The expected output is the complete listing, copied exactly.

- [Data in this exercise]:

== Segment start ==

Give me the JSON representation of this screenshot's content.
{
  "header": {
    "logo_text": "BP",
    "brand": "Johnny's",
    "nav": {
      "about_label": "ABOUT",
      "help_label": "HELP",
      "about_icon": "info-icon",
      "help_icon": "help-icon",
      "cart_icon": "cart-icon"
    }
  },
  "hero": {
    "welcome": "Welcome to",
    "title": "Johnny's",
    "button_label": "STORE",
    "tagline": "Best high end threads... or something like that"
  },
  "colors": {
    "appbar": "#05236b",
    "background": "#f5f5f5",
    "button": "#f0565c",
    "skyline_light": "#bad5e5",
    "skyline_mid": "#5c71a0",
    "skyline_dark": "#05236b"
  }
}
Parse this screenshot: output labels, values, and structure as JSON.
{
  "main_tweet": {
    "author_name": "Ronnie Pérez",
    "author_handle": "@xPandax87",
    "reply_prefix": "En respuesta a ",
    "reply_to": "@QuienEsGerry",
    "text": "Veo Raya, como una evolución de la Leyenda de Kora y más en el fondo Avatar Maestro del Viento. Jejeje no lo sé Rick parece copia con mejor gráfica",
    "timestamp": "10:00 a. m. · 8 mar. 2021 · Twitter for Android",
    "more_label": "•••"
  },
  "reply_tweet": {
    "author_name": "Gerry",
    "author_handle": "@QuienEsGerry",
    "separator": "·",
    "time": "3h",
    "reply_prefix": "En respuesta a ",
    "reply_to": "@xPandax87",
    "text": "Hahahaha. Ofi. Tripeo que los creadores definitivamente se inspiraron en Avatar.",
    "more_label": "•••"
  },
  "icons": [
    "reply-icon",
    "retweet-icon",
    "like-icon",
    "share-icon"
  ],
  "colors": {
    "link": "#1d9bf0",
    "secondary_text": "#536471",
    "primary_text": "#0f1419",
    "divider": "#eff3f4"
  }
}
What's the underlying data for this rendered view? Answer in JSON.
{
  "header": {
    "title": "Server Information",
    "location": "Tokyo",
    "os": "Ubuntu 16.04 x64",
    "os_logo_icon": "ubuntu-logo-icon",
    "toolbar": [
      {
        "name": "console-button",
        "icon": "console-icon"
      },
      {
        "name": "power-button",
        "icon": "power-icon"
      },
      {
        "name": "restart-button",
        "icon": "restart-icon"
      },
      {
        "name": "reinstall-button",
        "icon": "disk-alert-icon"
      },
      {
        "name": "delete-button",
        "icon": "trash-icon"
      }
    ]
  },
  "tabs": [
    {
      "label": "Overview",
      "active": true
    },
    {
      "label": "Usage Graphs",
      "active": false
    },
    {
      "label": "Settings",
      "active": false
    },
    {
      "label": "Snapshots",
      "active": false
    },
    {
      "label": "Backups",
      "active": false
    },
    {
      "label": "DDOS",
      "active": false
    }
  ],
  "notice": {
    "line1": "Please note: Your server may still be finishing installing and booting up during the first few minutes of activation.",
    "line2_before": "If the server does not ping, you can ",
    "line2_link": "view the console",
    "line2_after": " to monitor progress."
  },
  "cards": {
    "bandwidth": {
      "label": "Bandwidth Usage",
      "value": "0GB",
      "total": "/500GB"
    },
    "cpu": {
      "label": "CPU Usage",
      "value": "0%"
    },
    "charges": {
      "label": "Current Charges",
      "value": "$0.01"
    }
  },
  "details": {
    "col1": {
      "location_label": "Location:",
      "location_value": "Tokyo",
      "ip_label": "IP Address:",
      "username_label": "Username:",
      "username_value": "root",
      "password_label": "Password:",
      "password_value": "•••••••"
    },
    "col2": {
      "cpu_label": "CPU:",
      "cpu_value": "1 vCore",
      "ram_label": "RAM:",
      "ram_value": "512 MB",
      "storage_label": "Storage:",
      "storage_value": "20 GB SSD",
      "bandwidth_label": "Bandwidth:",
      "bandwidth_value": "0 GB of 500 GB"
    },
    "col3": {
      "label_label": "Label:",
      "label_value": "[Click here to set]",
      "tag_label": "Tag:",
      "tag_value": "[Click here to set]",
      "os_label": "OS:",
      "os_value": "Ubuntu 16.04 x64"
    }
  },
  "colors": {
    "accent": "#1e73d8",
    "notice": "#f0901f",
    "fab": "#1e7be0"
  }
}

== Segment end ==

- [Response area]:
Give me the JSON representation of this screenshot's content.
{
  "header": {
    "logo_text": "BP",
    "brand": "Johnny's",
    "nav": {
      "about_label": "ABOUT",
      "help_label": "HELP",
      "about_icon": "info-icon",
      "help_icon": "help-icon",
      "cart_icon": "cart-icon"
    }
  },
  "hero": {
    "welcome": "Welcome to",
    "title": "Johnny's",
    "button_label": "STORE",
    "tagline": "Best high end threads... or something like that"
  },
  "colors": {
    "appbar": "#05236b",
    "background": "#f5f5f5",
    "button": "#f0565c",
    "skyline_light": "#bad5e5",
    "skyline_mid": "#5c71a0",
    "skyline_dark": "#05236b"
  }
}
Parse this screenshot: output labels, values, and structure as JSON.
{
  "main_tweet": {
    "author_name": "Ronnie Pérez",
    "author_handle": "@xPandax87",
    "reply_prefix": "En respuesta a ",
    "reply_to": "@QuienEsGerry",
    "text": "Veo Raya, como una evolución de la Leyenda de Kora y más en el fondo Avatar Maestro del Viento. Jejeje no lo sé Rick parece copia con mejor gráfica",
    "timestamp": "10:00 a. m. · 8 mar. 2021 · Twitter for Android",
    "more_label": "•••"
  },
  "reply_tweet": {
    "author_name": "Gerry",
    "author_handle": "@QuienEsGerry",
    "separator": "·",
    "time": "3h",
    "reply_prefix": "En respuesta a ",
    "reply_to": "@xPandax87",
    "text": "Hahahaha. Ofi. Tripeo que los creadores definitivamente se inspiraron en Avatar.",
    "more_label": "•••"
  },
  "icons": [
    "reply-icon",
    "retweet-icon",
    "like-icon",
    "share-icon"
  ],
  "colors": {
    "link": "#1d9bf0",
    "secondary_text": "#536471",
    "primary_text": "#0f1419",
    "divider": "#eff3f4"
  }
}
What's the underlying data for this rendered view? Answer in JSON.
{
  "header": {
    "title": "Server Information",
    "location": "Tokyo",
    "os": "Ubuntu 16.04 x64",
    "os_logo_icon": "ubuntu-logo-icon",
    "toolbar": [
      {
        "name": "console-button",
        "icon": "console-icon"
      },
      {
        "name": "power-button",
        "icon": "power-icon"
      },
      {
        "name": "restart-button",
        "icon": "restart-icon"
      },
      {
        "name": "reinstall-button",
        "icon": "disk-alert-icon"
      },
      {
        "name": "delete-button",
        "icon": "trash-icon"
      }
    ]
  },
  "tabs": [
    {
      "label": "Overview",
      "active": true
    },
    {
      "label": "Usage Graphs",
      "active": false
    },
    {
      "label": "Settings",
      "active": false
    },
    {
      "label": "Snapshots",
      "active": false
    },
    {
      "label": "Backups",
      "active": false
    },
    {
      "label": "DDOS",
      "active": false
    }
  ],
  "notice": {
    "line1": "Please note: Your server may still be finishing installing and booting up during the first few minutes of activation.",
    "line2_before": "If the server does not ping, you can ",
    "line2_link": "view the console",
    "line2_after": " to monitor progress."
  },
  "cards": {
    "bandwidth": {
      "label": "Bandwidth Usage",
      "value": "0GB",
      "total": "/500GB"
    },
    "cpu": {
      "label": "CPU Usage",
      "value": "0%"
    },
    "charges": {
      "label": "Current Charges",
      "value": "$0.01"
    }
  },
  "details": {
    "col1": {
      "location_label": "Location:",
      "location_value": "Tokyo",
      "ip_label": "IP Address:",
      "username_label": "Username:",
      "username_value": "root",
      "password_label": "Password:",
      "password_value": "•••••••"
    },
    "col2": {
      "cpu_label": "CPU:",
      "cpu_value": "1 vCore",
      "ram_label": "RAM:",
      "ram_value": "512 MB",
      "storage_label": "Storage:",
      "storage_value": "20 GB SSD",
      "bandwidth_label": "Bandwidth:",
      "bandwidth_value": "0 GB of 500 GB"
    },
    "col3": {
      "label_label": "Label:",
      "label_value": "[Click here to set]",
      "tag_label": "Tag:",
      "tag_value": "[Click here to set]",
      "os_label": "OS:",
      "os_value": "Ubuntu 16.04 x64"
    }
  },
  "colors": {
    "accent": "#1e73d8",
    "notice": "#f0901f",
    "fab": "#1e7be0"
  }
}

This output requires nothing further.